Work instruction
If a line in the records contains the string "Approved", show that line.

*** Opening of Available data ***

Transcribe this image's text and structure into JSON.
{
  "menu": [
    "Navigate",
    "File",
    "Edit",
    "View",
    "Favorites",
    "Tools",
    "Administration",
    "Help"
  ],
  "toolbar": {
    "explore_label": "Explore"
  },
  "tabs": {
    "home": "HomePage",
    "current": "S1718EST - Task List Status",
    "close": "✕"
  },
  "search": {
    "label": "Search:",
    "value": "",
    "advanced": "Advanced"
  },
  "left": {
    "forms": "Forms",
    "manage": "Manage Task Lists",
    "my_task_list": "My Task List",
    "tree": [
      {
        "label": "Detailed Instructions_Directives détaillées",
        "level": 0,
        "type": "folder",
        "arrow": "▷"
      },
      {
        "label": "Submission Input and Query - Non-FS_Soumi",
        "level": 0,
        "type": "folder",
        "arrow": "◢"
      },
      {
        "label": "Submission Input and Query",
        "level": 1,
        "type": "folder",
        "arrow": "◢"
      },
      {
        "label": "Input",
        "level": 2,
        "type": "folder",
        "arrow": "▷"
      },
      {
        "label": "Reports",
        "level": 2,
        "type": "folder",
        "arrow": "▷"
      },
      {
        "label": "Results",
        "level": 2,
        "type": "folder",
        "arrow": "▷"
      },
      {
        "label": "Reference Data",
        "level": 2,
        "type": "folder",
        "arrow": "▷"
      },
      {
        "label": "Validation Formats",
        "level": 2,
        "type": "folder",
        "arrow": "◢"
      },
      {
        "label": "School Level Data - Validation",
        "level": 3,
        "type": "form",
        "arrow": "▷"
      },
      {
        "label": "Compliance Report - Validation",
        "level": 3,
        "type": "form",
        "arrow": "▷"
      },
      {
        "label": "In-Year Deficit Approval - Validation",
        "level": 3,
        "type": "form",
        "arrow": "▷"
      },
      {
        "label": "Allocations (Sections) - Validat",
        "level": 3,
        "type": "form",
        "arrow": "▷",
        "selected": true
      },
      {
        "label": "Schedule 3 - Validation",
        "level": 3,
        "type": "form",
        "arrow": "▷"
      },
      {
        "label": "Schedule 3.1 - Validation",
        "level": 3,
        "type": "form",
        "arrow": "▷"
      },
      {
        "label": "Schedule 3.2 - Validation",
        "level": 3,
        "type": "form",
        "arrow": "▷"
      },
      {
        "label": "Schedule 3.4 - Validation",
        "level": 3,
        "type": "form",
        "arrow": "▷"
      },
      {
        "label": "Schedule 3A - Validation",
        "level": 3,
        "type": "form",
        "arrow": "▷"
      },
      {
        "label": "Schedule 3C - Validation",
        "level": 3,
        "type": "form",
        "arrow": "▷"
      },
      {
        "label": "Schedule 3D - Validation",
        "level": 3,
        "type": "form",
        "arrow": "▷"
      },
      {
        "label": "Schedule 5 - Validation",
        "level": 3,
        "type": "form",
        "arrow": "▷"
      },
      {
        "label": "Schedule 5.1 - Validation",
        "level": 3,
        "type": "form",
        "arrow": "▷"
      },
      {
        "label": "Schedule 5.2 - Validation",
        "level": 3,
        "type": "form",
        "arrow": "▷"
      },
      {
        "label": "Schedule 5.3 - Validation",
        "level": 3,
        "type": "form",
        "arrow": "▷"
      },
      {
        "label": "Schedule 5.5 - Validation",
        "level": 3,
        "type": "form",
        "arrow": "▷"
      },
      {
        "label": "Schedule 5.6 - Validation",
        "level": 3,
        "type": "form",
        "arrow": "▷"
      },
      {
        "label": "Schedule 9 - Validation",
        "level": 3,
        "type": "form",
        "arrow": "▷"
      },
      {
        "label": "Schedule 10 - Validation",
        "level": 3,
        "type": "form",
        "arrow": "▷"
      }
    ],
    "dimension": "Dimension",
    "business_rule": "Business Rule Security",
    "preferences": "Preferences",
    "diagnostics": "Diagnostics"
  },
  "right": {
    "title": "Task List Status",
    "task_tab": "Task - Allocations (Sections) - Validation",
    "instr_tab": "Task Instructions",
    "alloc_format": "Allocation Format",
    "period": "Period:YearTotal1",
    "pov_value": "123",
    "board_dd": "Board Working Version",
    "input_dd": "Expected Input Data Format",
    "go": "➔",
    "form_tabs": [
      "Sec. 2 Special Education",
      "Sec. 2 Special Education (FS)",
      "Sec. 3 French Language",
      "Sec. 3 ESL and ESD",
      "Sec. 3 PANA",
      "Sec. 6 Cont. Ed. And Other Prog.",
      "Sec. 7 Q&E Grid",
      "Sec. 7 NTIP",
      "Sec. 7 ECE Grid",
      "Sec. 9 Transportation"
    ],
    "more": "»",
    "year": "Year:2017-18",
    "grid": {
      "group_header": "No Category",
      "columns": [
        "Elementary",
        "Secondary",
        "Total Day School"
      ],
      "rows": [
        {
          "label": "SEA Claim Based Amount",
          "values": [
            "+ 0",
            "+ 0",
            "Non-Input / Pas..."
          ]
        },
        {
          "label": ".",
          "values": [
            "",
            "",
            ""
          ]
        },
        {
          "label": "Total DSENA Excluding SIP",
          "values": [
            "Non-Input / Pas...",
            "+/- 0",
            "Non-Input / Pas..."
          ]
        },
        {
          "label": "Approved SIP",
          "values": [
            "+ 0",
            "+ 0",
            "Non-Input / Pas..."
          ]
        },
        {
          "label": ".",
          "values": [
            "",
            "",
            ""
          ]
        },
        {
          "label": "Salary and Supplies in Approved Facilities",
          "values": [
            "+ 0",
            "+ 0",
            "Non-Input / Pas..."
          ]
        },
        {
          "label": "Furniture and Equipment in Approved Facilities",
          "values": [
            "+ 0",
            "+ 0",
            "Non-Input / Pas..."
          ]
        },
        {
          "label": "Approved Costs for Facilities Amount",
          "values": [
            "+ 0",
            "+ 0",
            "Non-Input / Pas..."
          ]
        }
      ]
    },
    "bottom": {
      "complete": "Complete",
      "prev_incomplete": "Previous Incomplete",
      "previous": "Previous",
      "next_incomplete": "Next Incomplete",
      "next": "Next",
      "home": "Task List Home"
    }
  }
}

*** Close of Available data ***

Solution below
          "label": "Approved SIP",
          "label": "Salary and Supplies in Approved Facilities",
          "label": "Furniture and Equipment in Approved Facilities",
          "label": "Approved Costs for Facilities Amount",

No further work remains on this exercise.